=== Data in this exercise ===
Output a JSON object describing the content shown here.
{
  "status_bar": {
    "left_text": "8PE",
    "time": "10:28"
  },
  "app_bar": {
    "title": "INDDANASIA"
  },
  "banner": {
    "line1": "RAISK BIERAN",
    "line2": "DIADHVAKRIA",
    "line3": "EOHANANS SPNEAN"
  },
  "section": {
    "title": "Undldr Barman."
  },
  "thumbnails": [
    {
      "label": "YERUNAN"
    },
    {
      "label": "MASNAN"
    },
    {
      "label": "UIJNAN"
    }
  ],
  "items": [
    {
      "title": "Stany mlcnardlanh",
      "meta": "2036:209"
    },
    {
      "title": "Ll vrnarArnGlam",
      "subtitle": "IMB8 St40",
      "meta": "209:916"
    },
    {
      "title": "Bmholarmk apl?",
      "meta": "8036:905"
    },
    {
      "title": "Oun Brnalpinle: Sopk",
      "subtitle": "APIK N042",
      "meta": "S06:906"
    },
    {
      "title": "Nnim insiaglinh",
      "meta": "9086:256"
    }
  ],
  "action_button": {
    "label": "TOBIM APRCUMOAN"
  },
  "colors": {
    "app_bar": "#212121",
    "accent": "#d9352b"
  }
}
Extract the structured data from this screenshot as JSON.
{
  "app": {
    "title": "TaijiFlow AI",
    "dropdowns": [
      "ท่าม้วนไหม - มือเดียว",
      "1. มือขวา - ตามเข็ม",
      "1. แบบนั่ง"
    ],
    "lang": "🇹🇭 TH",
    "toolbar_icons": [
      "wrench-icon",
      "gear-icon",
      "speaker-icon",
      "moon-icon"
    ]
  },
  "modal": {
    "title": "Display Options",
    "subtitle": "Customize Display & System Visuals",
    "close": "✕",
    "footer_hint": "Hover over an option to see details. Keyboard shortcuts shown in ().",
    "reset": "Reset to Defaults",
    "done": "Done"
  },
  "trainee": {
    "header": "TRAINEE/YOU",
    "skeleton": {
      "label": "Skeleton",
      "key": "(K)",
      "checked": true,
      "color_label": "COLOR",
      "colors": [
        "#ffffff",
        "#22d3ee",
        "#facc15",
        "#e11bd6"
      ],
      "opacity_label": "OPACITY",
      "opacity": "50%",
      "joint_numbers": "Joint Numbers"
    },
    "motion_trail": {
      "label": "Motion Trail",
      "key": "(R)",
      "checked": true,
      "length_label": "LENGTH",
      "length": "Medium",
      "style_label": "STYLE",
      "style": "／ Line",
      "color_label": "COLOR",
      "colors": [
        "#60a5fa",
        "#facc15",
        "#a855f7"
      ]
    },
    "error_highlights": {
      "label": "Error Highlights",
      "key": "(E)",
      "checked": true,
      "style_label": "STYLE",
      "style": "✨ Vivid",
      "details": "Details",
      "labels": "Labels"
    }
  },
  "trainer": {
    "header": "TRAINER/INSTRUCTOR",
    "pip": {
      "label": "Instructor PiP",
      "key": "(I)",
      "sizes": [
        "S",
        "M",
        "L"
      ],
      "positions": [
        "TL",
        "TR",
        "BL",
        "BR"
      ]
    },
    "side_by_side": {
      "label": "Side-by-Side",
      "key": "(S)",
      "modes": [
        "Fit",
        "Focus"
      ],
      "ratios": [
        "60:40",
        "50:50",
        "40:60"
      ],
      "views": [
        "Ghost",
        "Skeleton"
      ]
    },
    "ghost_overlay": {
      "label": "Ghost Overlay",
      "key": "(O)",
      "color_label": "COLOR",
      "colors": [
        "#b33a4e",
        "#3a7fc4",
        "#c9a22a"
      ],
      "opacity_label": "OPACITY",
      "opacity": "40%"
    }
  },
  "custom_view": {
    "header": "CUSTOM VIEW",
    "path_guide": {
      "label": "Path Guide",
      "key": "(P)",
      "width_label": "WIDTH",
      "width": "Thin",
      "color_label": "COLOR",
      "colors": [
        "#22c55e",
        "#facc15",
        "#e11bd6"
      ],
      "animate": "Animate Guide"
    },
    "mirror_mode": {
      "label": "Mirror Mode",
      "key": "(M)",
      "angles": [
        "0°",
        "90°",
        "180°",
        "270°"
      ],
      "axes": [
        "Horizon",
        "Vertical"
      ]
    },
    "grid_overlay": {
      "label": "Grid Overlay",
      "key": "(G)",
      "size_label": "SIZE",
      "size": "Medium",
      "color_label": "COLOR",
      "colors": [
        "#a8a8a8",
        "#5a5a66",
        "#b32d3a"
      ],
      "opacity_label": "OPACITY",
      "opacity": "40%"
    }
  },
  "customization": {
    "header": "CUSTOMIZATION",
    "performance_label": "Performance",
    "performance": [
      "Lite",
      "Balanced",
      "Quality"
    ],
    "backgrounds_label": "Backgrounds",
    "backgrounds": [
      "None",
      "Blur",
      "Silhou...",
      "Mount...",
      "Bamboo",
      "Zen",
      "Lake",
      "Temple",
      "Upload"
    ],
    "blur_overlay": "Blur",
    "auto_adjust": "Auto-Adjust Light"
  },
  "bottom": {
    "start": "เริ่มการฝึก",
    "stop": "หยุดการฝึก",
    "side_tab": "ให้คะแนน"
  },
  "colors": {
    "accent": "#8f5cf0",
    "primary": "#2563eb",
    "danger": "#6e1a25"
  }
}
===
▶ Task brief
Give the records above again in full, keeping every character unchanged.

▶ Result of the exercise
Output a JSON object describing the content shown here.
{
  "status_bar": {
    "left_text": "8PE",
    "time": "10:28"
  },
  "app_bar": {
    "title": "INDDANASIA"
  },
  "banner": {
    "line1": "RAISK BIERAN",
    "line2": "DIADHVAKRIA",
    "line3": "EOHANANS SPNEAN"
  },
  "section": {
    "title": "Undldr Barman."
  },
  "thumbnails": [
    {
      "label": "YERUNAN"
    },
    {
      "label": "MASNAN"
    },
    {
      "label": "UIJNAN"
    }
  ],
  "items": [
    {
      "title": "Stany mlcnardlanh",
      "meta": "2036:209"
    },
    {
      "title": "Ll vrnarArnGlam",
      "subtitle": "IMB8 St40",
      "meta": "209:916"
    },
    {
      "title": "Bmholarmk apl?",
      "meta": "8036:905"
    },
    {
      "title": "Oun Brnalpinle: Sopk",
      "subtitle": "APIK N042",
      "meta": "S06:906"
    },
    {
      "title": "Nnim insiaglinh",
      "meta": "9086:256"
    }
  ],
  "action_button": {
    "label": "TOBIM APRCUMOAN"
  },
  "colors": {
    "app_bar": "#212121",
    "accent": "#d9352b"
  }
}
Extract the structured data from this screenshot as JSON.
{
  "app": {
    "title": "TaijiFlow AI",
    "dropdowns": [
      "ท่าม้วนไหม - มือเดียว",
      "1. มือขวา - ตามเข็ม",
      "1. แบบนั่ง"
    ],
    "lang": "🇹🇭 TH",
    "toolbar_icons": [
      "wrench-icon",
      "gear-icon",
      "speaker-icon",
      "moon-icon"
    ]
  },
  "modal": {
    "title": "Display Options",
    "subtitle": "Customize Display & System Visuals",
    "close": "✕",
    "footer_hint": "Hover over an option to see details. Keyboard shortcuts shown in ().",
    "reset": "Reset to Defaults",
    "done": "Done"
  },
  "trainee": {
    "header": "TRAINEE/YOU",
    "skeleton": {
      "label": "Skeleton",
      "key": "(K)",
      "checked": true,
      "color_label": "COLOR",
      "colors": [
        "#ffffff",
        "#22d3ee",
        "#facc15",
        "#e11bd6"
      ],
      "opacity_label": "OPACITY",
      "opacity": "50%",
      "joint_numbers": "Joint Numbers"
    },
    "motion_trail": {
      "label": "Motion Trail",
      "key": "(R)",
      "checked": true,
      "length_label": "LENGTH",
      "length": "Medium",
      "style_label": "STYLE",
      "style": "／ Line",
      "color_label": "COLOR",
      "colors": [
        "#60a5fa",
        "#facc15",
        "#a855f7"
      ]
    },
    "error_highlights": {
      "label": "Error Highlights",
      "key": "(E)",
      "checked": true,
      "style_label": "STYLE",
      "style": "✨ Vivid",
      "details": "Details",
      "labels": "Labels"
    }
  },
  "trainer": {
    "header": "TRAINER/INSTRUCTOR",
    "pip": {
      "label": "Instructor PiP",
      "key": "(I)",
      "sizes": [
        "S",
        "M",
        "L"
      ],
      "positions": [
        "TL",
        "TR",
        "BL",
        "BR"
      ]
    },
    "side_by_side": {
      "label": "Side-by-Side",
      "key": "(S)",
      "modes": [
        "Fit",
        "Focus"
      ],
      "ratios": [
        "60:40",
        "50:50",
        "40:60"
      ],
      "views": [
        "Ghost",
        "Skeleton"
      ]
    },
    "ghost_overlay": {
      "label": "Ghost Overlay",
      "key": "(O)",
      "color_label": "COLOR",
      "colors": [
        "#b33a4e",
        "#3a7fc4",
        "#c9a22a"
      ],
      "opacity_label": "OPACITY",
      "opacity": "40%"
    }
  },
  "custom_view": {
    "header": "CUSTOM VIEW",
    "path_guide": {
      "label": "Path Guide",
      "key": "(P)",
      "width_label": "WIDTH",
      "width": "Thin",
      "color_label": "COLOR",
      "colors": [
        "#22c55e",
        "#facc15",
        "#e11bd6"
      ],
      "animate": "Animate Guide"
    },
    "mirror_mode": {
      "label": "Mirror Mode",
      "key": "(M)",
      "angles": [
        "0°",
        "90°",
        "180°",
        "270°"
      ],
      "axes": [
        "Horizon",
        "Vertical"
      ]
    },
    "grid_overlay": {
      "label": "Grid Overlay",
      "key": "(G)",
      "size_label": "SIZE",
      "size": "Medium",
      "color_label": "COLOR",
      "colors": [
        "#a8a8a8",
        "#5a5a66",
        "#b32d3a"
      ],
      "opacity_label": "OPACITY",
      "opacity": "40%"
    }
  },
  "customization": {
    "header": "CUSTOMIZATION",
    "performance_label": "Performance",
    "performance": [
      "Lite",
      "Balanced",
      "Quality"
    ],
    "backgrounds_label": "Backgrounds",
    "backgrounds": [
      "None",
      "Blur",
      "Silhou...",
      "Mount...",
      "Bamboo",
      "Zen",
      "Lake",
      "Temple",
      "Upload"
    ],
    "blur_overlay": "Blur",
    "auto_adjust": "Auto-Adjust Light"
  },
  "bottom": {
    "start": "เริ่มการฝึก",
    "stop": "หยุดการฝึก",
    "side_tab": "ให้คะแนน"
  },
  "colors": {
    "accent": "#8f5cf0",
    "primary": "#2563eb",
    "danger": "#6e1a25"
  }
}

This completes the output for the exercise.